National Book Award winner and novelist, William Vollmann is much acclaimed for tackling graphic subjects using a means many authors refuse — experience.
Vollmann has smoked with Cambodian prostitutes, run with Afghan guerrilla forces, broken into rail yards to hop trains and will give a reading of his work, followed by a question and answer session at 3:30 p.m. Thursday in the Alkek Library.
Vollmann has traveled to the North Pole, Bosnia and the Congo and has written a number of books, essays and short stories commenting on society’s most pressing issues such as violence, war and poverty.
“His writing is very focused on moral problems and moral issues,” said Marc Watkins, graduate English student who is a fan of Vollmann’s work. “His writing carefully, yet elegantly illuminates controversial subjects that most writers shy away from.”
A straightforward “street-journalistic narrative” is how Michael Noll, program faculty in the department of English described Vollmann’s style.
“He’s kind of an experimental writer,” Noll said. “He has some subjects that are a little offbeat. I haven’t read a lot of it but what I have read is pretty interesting. He’ll sort of boil down a lot of complex social issues.”
Verbose novels sometimes thousands of pages long, numerous footnotes and absence of quotation marks are typical Vollmann trademarks, but something his fans savor.
“I was just absolutely fascinated with this style of writing and the language he uses and his outlook on life,” said Jonna Beck, graduate English student who has followed his work for years. “It’s kind of a mix between pragmatic and dark … He writes about war and violence but with a sort of worship for them.”

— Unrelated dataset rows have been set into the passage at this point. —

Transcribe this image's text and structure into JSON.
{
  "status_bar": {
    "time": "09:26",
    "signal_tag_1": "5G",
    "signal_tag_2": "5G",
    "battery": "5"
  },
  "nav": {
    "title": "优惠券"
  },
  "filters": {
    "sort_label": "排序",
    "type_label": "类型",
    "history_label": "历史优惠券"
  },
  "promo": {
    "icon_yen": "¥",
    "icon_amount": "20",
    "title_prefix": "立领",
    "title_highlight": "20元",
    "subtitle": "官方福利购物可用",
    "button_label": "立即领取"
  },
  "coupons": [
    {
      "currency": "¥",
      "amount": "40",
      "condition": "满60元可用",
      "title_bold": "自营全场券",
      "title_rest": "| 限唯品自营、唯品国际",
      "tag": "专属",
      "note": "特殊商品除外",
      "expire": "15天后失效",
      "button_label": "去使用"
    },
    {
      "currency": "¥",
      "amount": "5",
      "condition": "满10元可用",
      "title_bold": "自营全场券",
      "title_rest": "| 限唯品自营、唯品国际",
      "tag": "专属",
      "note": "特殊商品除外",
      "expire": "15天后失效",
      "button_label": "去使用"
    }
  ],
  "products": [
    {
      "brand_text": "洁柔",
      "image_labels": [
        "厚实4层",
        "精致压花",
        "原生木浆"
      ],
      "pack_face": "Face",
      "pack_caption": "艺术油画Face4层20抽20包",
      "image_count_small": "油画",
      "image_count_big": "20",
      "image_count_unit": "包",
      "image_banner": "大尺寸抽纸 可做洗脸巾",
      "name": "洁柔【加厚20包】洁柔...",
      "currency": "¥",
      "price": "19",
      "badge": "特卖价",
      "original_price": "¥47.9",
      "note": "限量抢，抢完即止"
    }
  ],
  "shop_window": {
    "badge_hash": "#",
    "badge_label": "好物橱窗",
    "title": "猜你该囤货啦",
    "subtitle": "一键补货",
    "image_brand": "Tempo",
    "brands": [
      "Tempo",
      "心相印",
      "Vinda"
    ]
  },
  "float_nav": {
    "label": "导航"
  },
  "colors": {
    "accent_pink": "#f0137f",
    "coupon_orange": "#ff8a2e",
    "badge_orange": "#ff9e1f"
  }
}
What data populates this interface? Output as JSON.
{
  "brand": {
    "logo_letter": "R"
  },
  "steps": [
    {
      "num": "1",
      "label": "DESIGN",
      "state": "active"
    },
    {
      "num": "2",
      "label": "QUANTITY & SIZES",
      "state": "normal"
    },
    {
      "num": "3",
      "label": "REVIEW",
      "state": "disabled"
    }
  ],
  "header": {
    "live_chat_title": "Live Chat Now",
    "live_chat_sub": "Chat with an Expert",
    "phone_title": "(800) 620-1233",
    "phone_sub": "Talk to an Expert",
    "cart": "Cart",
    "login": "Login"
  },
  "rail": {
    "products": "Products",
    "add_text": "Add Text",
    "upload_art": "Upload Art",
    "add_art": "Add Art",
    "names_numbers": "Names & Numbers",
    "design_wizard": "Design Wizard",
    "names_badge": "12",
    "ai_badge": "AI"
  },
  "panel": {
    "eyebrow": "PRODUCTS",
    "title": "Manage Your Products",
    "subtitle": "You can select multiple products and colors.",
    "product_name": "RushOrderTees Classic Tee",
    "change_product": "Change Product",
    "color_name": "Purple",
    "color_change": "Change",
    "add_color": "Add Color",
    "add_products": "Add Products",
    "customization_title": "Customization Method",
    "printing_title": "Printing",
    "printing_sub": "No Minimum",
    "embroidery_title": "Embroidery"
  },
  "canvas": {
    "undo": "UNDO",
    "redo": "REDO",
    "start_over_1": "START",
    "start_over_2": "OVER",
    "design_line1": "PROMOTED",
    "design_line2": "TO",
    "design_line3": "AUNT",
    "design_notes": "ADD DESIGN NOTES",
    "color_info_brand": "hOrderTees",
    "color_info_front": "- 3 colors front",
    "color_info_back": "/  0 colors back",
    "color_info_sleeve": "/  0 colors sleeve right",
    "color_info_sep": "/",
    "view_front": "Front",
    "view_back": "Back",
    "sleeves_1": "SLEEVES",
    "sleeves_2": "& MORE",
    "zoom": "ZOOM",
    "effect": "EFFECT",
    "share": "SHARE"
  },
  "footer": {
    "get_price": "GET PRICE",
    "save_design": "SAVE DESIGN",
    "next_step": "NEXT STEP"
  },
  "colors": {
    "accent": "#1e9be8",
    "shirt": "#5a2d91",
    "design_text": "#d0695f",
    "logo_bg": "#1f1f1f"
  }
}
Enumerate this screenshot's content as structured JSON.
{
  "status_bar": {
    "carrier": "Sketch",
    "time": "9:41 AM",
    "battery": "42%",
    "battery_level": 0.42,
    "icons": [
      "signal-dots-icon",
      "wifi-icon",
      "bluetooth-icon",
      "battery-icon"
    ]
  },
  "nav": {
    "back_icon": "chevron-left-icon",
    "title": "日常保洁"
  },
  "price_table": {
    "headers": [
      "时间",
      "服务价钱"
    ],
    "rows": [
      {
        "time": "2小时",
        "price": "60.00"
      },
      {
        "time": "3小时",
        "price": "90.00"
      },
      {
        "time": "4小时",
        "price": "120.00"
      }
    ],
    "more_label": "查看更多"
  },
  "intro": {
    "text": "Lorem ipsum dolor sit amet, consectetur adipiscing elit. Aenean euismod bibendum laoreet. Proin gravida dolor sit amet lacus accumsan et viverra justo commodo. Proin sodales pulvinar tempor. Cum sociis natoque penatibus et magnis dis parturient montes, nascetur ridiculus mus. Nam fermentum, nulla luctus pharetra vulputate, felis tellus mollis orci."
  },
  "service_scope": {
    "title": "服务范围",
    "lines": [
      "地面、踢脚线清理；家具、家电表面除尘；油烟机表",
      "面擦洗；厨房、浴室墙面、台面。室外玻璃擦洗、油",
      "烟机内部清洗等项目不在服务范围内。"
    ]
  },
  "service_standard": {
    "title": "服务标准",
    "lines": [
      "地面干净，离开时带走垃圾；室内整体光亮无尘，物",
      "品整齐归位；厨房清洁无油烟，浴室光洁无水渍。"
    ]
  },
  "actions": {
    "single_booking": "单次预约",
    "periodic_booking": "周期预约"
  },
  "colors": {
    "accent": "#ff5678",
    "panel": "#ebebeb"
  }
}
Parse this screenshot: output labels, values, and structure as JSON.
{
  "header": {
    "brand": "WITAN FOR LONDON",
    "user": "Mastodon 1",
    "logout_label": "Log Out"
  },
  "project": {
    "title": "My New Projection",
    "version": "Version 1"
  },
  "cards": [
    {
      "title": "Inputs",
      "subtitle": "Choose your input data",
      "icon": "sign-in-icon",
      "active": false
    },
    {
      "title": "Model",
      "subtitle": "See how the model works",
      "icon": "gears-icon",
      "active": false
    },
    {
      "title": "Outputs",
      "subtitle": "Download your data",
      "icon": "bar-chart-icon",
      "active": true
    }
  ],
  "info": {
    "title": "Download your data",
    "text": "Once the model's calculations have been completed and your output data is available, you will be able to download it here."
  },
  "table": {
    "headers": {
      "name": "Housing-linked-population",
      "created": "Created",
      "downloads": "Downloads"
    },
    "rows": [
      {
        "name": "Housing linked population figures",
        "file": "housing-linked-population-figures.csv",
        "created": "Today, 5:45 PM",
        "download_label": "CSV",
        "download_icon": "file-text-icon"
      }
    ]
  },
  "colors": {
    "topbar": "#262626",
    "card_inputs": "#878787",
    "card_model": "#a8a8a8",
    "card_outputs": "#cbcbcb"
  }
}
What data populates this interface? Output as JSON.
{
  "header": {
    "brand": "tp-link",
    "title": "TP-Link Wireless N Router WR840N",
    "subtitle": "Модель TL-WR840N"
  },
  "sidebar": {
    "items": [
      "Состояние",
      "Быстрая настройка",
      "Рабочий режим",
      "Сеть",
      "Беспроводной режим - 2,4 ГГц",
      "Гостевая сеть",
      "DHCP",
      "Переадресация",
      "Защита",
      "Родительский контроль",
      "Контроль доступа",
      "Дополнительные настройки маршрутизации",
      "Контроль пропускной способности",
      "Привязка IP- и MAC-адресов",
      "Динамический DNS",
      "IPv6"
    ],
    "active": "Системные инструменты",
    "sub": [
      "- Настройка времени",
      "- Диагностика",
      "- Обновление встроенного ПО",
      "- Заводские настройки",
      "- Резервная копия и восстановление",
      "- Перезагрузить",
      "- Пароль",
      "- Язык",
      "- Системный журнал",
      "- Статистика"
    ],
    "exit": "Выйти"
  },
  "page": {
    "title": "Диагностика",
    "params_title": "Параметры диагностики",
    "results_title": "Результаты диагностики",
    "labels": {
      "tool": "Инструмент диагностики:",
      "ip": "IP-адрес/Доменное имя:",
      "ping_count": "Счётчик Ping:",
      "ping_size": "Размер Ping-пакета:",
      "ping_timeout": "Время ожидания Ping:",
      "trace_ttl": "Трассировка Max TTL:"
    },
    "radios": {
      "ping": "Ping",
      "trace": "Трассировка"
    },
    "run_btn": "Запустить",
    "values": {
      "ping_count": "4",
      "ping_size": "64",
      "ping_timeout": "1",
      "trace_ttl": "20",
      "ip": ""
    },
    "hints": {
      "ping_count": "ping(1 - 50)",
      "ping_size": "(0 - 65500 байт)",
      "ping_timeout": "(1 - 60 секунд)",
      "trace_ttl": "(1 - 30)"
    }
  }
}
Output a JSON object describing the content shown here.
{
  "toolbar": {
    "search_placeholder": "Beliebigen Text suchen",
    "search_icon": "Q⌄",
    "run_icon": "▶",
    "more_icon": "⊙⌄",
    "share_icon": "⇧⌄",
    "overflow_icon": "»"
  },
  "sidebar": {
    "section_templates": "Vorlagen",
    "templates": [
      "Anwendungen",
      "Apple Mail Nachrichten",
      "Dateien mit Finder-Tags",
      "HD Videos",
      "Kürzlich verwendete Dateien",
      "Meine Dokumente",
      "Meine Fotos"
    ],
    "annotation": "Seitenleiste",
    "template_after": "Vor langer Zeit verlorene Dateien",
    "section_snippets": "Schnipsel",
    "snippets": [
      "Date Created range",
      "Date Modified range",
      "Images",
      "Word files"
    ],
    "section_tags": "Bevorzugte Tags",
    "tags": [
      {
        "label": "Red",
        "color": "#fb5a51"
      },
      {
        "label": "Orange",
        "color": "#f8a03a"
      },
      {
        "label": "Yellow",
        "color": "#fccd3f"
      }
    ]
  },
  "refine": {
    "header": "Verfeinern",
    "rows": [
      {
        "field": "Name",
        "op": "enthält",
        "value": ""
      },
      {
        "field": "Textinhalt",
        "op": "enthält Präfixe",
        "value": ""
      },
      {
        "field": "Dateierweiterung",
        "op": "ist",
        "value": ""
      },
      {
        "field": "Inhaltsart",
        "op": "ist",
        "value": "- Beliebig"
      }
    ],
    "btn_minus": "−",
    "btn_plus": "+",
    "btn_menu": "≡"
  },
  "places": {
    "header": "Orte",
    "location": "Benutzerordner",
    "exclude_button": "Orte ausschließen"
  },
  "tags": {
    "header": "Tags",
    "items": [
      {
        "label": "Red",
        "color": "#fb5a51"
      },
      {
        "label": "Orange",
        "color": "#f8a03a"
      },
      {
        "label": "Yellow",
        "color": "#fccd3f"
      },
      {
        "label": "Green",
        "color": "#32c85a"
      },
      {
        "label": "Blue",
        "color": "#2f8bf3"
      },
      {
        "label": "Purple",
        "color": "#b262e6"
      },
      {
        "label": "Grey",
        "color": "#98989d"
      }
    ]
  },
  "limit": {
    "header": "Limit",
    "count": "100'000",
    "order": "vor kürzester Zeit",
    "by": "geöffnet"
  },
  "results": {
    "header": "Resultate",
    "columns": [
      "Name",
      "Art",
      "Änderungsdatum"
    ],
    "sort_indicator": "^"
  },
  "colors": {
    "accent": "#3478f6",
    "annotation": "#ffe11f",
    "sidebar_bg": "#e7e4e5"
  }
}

Vollmann won the National Book Award in 2005 for Europe Central, which portrays World War II-era Europe through short profiles and sketches of Europeans. Vollmann is also well known for his book Afghanistan Picture Show: Or, How I Saved the World, which recounts his 1982 travels in Pakistan and Soviet-occupied Afghanistan.
A chance to interact with Vollmann is something rare. A recluse by nature, Vollmann scarcely does interviews and doesn’t even have his own Web site.
“It’s really amazing that he is engaging with the university,” Beck said “The only time he is engaging with the future is in his writing. I’m looking forward to just being in his presence.”
Watkins hopes to learn from Vollmann’s inspiration.
“I just hope to figure out what really drives this guy,” he said. “We have people sitting behind desks writing from imagination. It’s refreshing for someone to go out and view their subject first hand.”
The Therese Kayser Lindsey Reading Series and the department of English is sponsoring the event. Contact Michael Noll at 512-245-7679 for more information.